**WORK INSTRUCTIONS**. Where a line of the records contains the word "glow", show that line.

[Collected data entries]

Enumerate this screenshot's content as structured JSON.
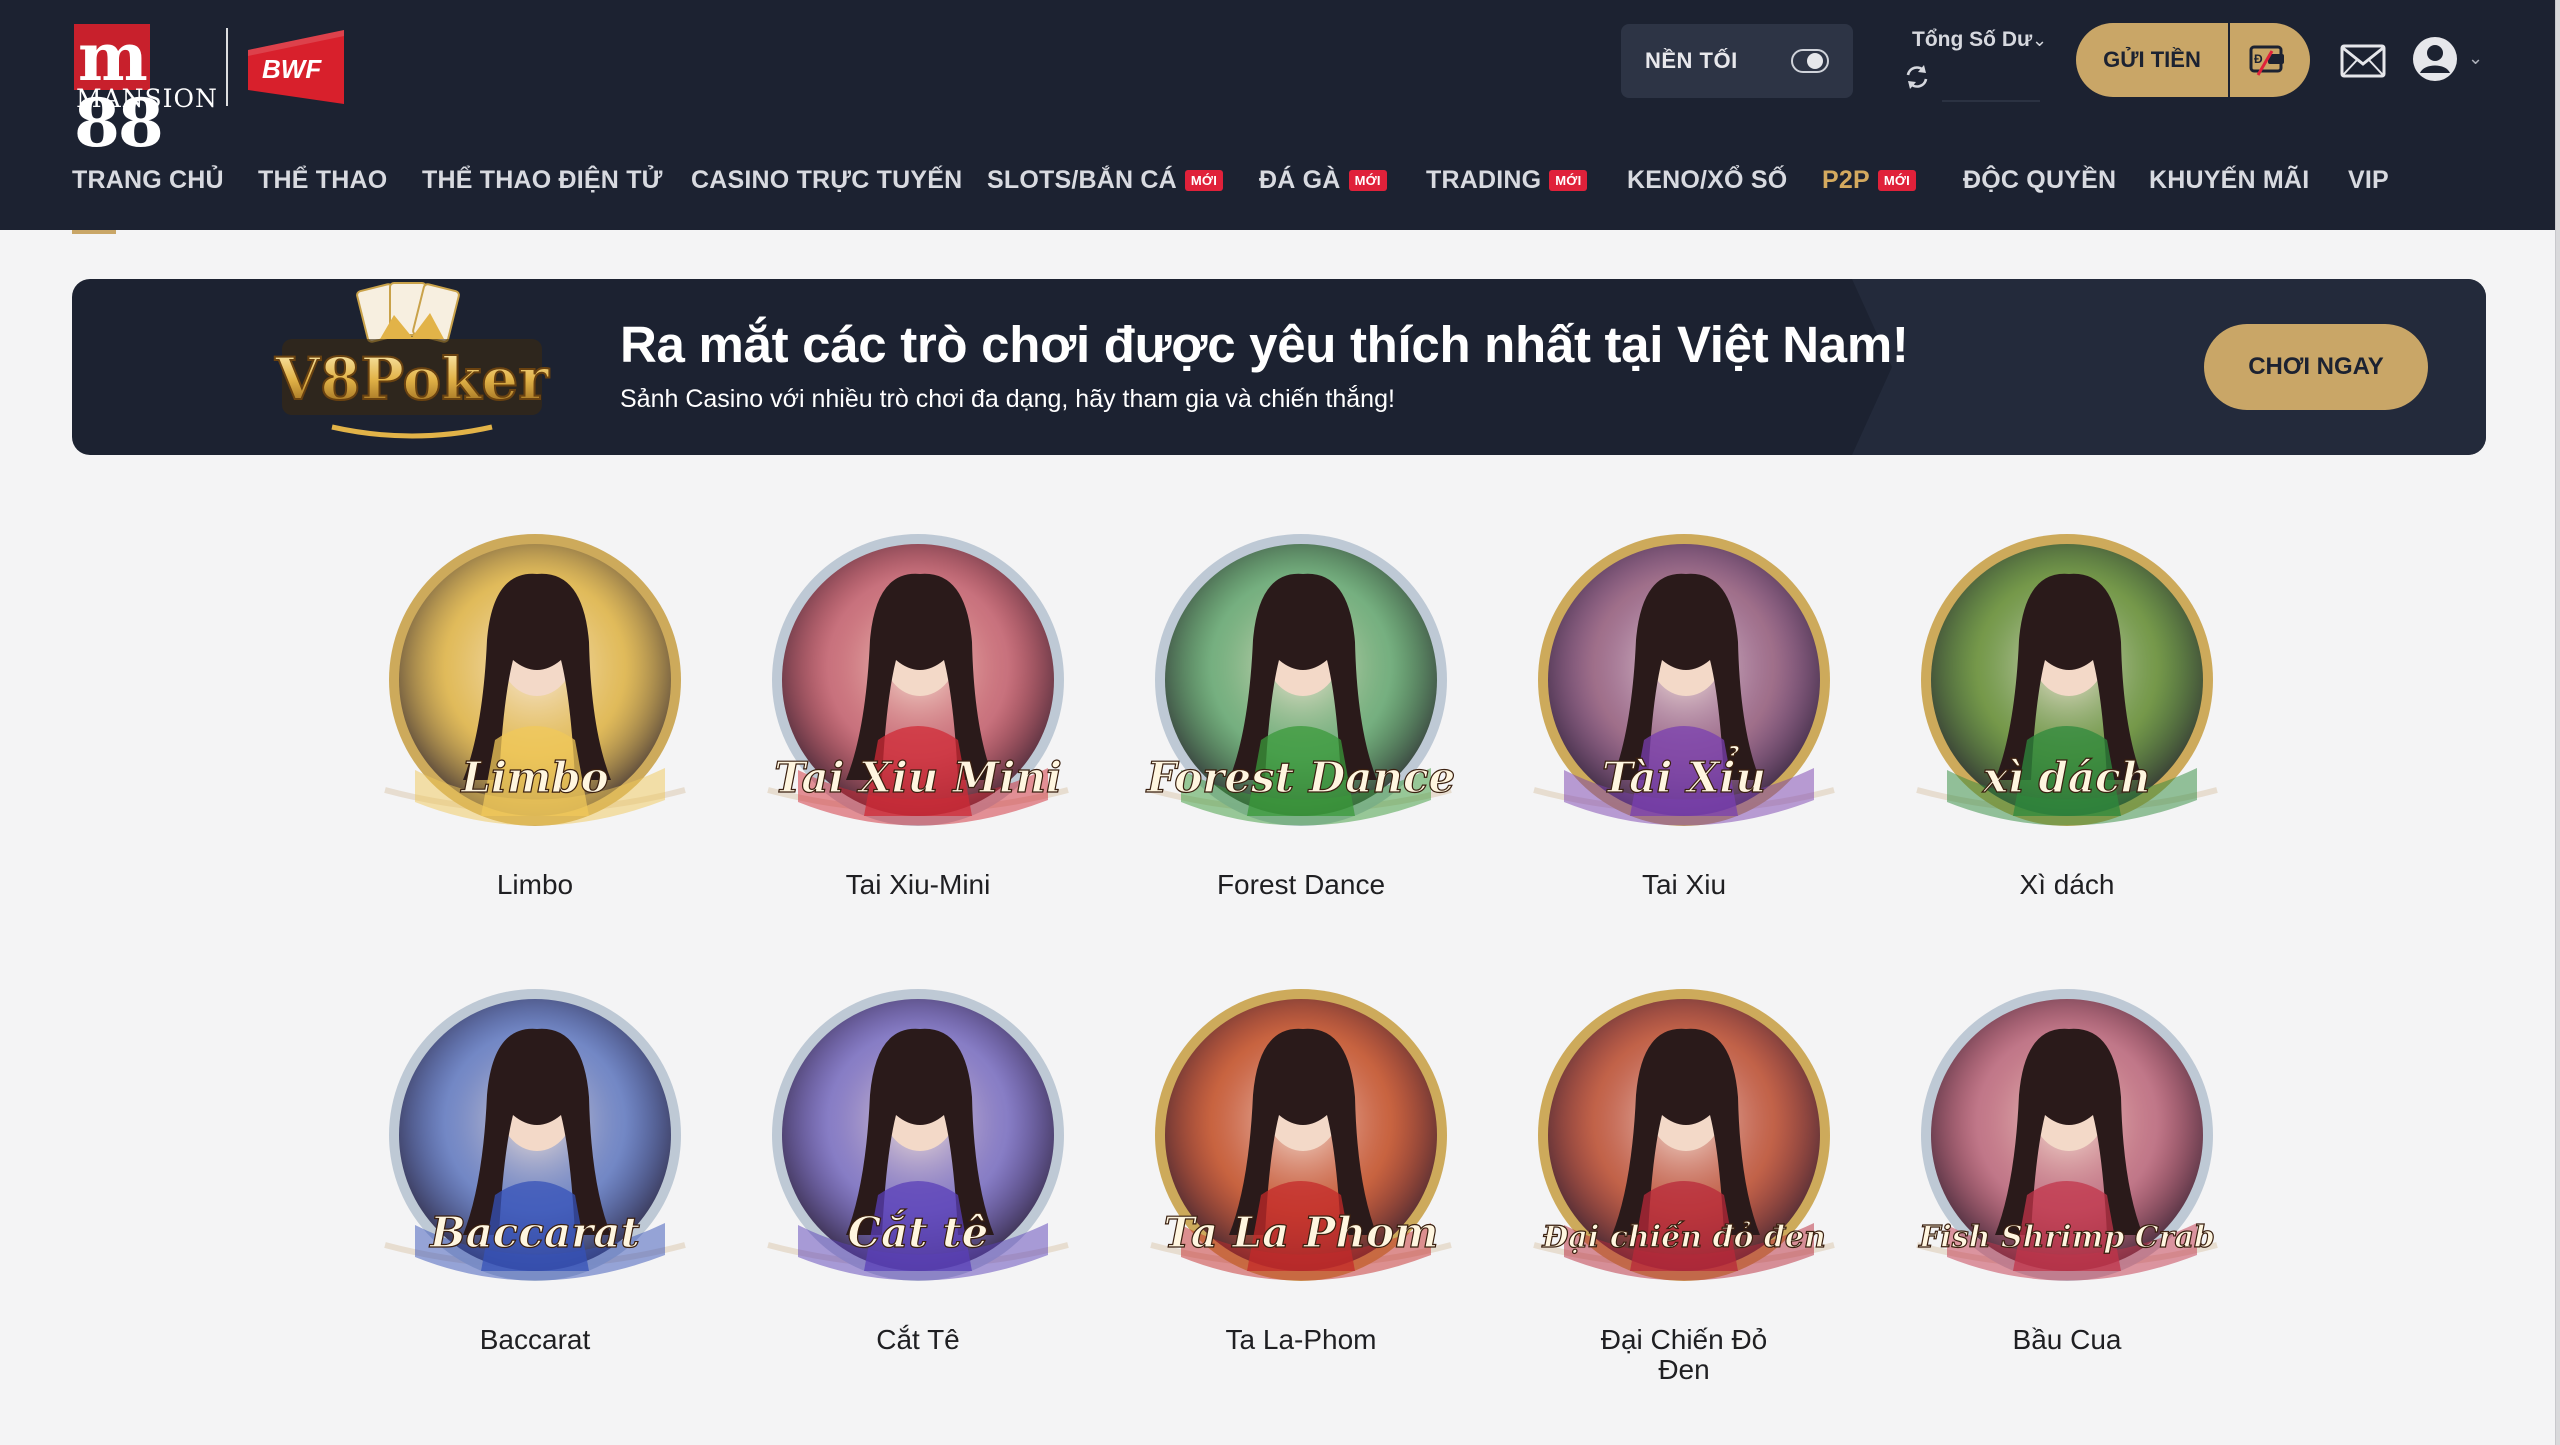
{
  "header": {
    "brand_main": "88",
    "brand_m": "m",
    "brand_sub": "MANSION",
    "partner_logo": "BWF",
    "dark_mode_label": "NỀN TỐI",
    "dark_mode_on": false,
    "balance_label": "Tổng Số Dư",
    "deposit_label": "GỬI TIỀN"
  },
  "nav": {
    "items": [
      {
        "label": "TRANG CHỦ",
        "new": false,
        "active": true
      },
      {
        "label": "THỂ THAO",
        "new": false
      },
      {
        "label": "THỂ THAO ĐIỆN TỬ",
        "new": false
      },
      {
        "label": "CASINO TRỰC TUYẾN",
        "new": false
      },
      {
        "label": "SLOTS/BẮN CÁ",
        "new": true
      },
      {
        "label": "ĐÁ GÀ",
        "new": true
      },
      {
        "label": "TRADING",
        "new": true
      },
      {
        "label": "KENO/XỔ SỐ",
        "new": false
      },
      {
        "label": "P2P",
        "new": true,
        "highlight": true
      },
      {
        "label": "ĐỘC QUYỀN",
        "new": false
      },
      {
        "label": "KHUYẾN MÃI",
        "new": false
      },
      {
        "label": "VIP",
        "new": false
      }
    ],
    "new_badge": "MỚI"
  },
  "banner": {
    "logo_text": "V8Poker",
    "headline": "Ra mắt các trò chơi được yêu thích nhất tại Việt Nam!",
    "subline": "Sảnh Casino với nhiều trò chơi đa dạng, hãy tham gia và chiến thắng!",
    "cta": "CHƠI NGAY"
  },
  "games": [
    {
      "name": "Limbo",
      "art_text": "Limbo",
      "ring": "#c9a24a",
      "glow": "#f0c85a"
    },
    {
      "name": "Tai Xiu-Mini",
      "art_text": "Tai Xiu Mini",
      "ring": "#b8c4d2",
      "glow": "#d02a35"
    },
    {
      "name": "Forest Dance",
      "art_text": "Forest Dance",
      "ring": "#b8c4d2",
      "glow": "#3a9a3a"
    },
    {
      "name": "Tai Xiu",
      "art_text": "Tài Xỉu",
      "ring": "#c9a24a",
      "glow": "#7a3fb0"
    },
    {
      "name": "Xì dách",
      "art_text": "xì dách",
      "ring": "#c9a24a",
      "glow": "#2e8a3c"
    },
    {
      "name": "Baccarat",
      "art_text": "Baccarat",
      "ring": "#b8c4d2",
      "glow": "#3552b8"
    },
    {
      "name": "Cắt Tê",
      "art_text": "Cắt tê",
      "ring": "#b8c4d2",
      "glow": "#5a3fb8"
    },
    {
      "name": "Ta La-Phom",
      "art_text": "Ta La Phom",
      "ring": "#c9a24a",
      "glow": "#c42a2a"
    },
    {
      "name": "Đại Chiến Đỏ Đen",
      "art_text": "Đại chiến đỏ đen",
      "ring": "#c9a24a",
      "glow": "#b8283a"
    },
    {
      "name": "Bầu Cua",
      "art_text": "Fish Shrimp Crab",
      "ring": "#b8c4d2",
      "glow": "#c2344a"
    }
  ]
}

**ANSWER FOR THIS EXERCISE**.
      "glow": "#f0c85a"
      "glow": "#d02a35"
      "glow": "#3a9a3a"
      "glow": "#7a3fb0"
      "glow": "#2e8a3c"
      "glow": "#3552b8"
      "glow": "#5a3fb8"
      "glow": "#c42a2a"
      "glow": "#b8283a"
      "glow": "#c2344a"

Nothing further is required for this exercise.